- Opening Delimiter -

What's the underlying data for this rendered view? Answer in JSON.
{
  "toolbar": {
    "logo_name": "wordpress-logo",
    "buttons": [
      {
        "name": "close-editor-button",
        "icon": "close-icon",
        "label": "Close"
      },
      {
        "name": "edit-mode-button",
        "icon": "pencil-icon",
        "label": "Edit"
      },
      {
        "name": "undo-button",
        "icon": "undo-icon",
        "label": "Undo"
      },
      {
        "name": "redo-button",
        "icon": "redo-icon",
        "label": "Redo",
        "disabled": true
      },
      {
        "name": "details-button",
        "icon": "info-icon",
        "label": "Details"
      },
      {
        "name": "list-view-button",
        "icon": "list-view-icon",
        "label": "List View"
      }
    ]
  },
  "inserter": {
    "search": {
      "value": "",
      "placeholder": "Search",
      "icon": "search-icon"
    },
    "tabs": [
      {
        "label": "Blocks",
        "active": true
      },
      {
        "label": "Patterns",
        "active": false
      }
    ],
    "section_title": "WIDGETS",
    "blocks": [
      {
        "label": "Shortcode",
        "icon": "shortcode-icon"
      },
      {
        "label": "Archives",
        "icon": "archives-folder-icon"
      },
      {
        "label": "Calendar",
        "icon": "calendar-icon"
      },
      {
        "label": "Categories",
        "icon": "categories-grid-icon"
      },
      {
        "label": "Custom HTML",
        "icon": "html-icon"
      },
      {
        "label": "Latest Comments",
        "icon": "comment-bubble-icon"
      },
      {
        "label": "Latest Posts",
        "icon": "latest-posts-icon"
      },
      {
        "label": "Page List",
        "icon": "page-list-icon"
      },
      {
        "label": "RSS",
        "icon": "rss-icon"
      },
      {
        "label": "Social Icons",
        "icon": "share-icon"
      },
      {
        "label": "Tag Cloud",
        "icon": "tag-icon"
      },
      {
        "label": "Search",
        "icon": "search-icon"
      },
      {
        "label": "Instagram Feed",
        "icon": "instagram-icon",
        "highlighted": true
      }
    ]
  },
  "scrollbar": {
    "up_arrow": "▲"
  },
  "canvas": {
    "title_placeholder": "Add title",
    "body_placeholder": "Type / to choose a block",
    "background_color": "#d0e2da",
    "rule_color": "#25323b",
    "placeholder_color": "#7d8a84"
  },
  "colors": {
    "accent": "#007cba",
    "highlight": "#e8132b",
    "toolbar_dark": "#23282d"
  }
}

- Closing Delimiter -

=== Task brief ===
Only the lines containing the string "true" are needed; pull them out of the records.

=== Response for this exercise ===
        "disabled": true
        "active": true
        "highlighted": true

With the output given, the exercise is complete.